Colorado Sellers need CO Detectors

Colorado Sellers need CO Detectors

Carbon Monoxide Detectors Now Required in ALL Colorado Residential Homes for Sale (HB-1091)

If you are looking to sell your Denver home, you now need to make sure that you have Carbon Monoxide (CO) detectors in your homes.

What is Carbon Monoxide?

Carbon Monoxide is an odorless, colorless gas that can have harmful – fatal effects on humans and pets.  According to the Environmental Protection Agency (EPA):

“Carbon monoxide is an odorless, colorless and toxic gas. Because it is impossible to see, taste or smell the toxic fumes, CO can kill you before you are aware it is in your home. At lower levels of exposure, CO causes mild effects that are often mistaken for the flu. These symptoms include headaches, dizziness, disorientation, nausea and fatigue. The effects of CO exposure can vary greatly from person to person depending on age, overall health and the concentration and length of exposure.” (EPA.gov)

What IS the new Carbon Monoxide Detector Law?

Colorado House Bill 1091 (HB-1091):

“Requires any existing single-family dwelling or dwelling unit of an existing multi-family dwelling offered for sale or transfer on or after July 1, 2009, that has a fuel-burning heater or appliance, a fireplace, or an attached garage to have an operational carbon monoxide alarm installed within a specified distance of each room lawfully used for sleeping purposes.”

What does this mean for Denver home sellers?

If you are looking to sell your Denver home, you will need to install (or have installed) a Carbon Monoxide detector. Here are the basics of this new law.

A Carbon Monoxide detector …

  • must be installed 15 feet of every room lawfully used for sleeping, and
  • must be hard-wired or plugged into a non-switch outlet and have a battery back-up, and
  • must produce a distinct, audible alarm.

Right now, Denver Realtors® can help you locate qualified Carbon Monoxide detectors for your home.

What if you don’t put them in?

Well, I’m not an attorney and this is not legal advice.  So consult your own attorney, or just read the law below and use your head.  There are no penalties built into the law . .  . yet.  But you probably don’t want to be a test case.  What’s clear is that if you put them in like you’re supposed to, you will be “immune from liability” in case something happens to the next owner or tenant of the house due to carbon monoxide.

38-45-106. Immunity from liability.

ANY PERSON WHO INSTALLS OR MAINTAINS, IN ACCORDANCE WITH THE MANUFACTURERPUBLISHED INSTRUCTIONS IN EXISTENCE AT THE TIME OF INSTALLATIONA CARBON MONOXIDE ALARM SHALL HAVE NO LIABILITY, DIRECTLY OR INDIRECTLY, TO ANY PERSON WITH RESPECT TO THE OPERATIONMAINTENANCE, OR EFFECTIVENESS OF THE CARBON MONOXIDE ALARM.

Leave a Reply

Your email address will not be published.
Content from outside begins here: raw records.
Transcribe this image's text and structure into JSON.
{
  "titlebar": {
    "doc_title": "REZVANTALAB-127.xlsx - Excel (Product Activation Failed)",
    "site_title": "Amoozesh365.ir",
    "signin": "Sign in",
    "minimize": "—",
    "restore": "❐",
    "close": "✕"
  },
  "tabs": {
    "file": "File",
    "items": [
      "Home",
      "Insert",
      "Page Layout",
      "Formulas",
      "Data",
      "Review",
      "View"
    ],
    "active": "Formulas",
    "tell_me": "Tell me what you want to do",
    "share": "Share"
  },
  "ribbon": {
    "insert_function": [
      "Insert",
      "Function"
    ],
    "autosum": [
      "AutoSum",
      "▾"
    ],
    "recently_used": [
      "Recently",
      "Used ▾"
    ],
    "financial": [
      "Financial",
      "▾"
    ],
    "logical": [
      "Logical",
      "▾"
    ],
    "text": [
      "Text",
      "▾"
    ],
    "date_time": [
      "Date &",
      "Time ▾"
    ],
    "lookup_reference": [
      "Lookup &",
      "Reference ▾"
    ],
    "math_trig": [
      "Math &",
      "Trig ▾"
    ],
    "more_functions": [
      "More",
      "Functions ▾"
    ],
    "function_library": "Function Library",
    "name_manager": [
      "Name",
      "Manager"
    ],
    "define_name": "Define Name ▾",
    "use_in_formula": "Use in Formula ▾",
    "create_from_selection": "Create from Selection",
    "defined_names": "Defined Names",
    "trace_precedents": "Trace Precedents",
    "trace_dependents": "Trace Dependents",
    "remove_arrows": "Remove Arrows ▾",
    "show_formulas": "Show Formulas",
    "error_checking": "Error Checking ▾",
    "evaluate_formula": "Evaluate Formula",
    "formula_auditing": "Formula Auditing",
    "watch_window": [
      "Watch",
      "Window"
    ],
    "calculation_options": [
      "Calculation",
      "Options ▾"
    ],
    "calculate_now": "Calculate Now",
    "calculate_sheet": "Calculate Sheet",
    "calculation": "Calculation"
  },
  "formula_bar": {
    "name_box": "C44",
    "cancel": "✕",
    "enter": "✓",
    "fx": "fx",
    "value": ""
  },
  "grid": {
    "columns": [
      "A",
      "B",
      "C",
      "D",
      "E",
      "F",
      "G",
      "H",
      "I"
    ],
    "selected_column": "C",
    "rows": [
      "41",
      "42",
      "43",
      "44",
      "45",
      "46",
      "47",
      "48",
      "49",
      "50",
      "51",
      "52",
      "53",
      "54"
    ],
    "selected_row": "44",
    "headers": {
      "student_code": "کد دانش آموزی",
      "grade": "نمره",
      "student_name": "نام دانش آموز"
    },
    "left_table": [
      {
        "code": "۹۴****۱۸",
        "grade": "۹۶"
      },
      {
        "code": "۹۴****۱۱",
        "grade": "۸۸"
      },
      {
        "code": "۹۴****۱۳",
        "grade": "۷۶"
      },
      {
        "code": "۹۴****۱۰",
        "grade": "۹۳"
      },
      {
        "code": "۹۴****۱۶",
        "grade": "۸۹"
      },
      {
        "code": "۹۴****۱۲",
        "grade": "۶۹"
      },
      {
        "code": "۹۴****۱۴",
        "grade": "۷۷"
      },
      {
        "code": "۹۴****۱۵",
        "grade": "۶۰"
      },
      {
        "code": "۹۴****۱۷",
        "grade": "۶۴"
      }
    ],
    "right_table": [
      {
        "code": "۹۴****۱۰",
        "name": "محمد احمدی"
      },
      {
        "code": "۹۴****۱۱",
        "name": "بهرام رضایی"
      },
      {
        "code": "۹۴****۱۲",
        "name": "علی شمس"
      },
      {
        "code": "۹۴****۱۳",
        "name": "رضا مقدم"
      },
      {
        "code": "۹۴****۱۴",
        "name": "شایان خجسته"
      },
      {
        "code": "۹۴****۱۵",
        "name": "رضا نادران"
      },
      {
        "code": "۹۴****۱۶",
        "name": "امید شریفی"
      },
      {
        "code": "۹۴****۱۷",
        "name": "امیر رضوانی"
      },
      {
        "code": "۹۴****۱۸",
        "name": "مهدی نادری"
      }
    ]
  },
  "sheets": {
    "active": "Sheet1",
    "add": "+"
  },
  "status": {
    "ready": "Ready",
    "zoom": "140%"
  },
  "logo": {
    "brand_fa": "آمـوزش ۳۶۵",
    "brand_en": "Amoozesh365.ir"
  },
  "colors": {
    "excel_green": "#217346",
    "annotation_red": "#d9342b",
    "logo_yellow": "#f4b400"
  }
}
Required fields are marked *

This site uses Akismet to reduce spam. Learn how your comment data is processed.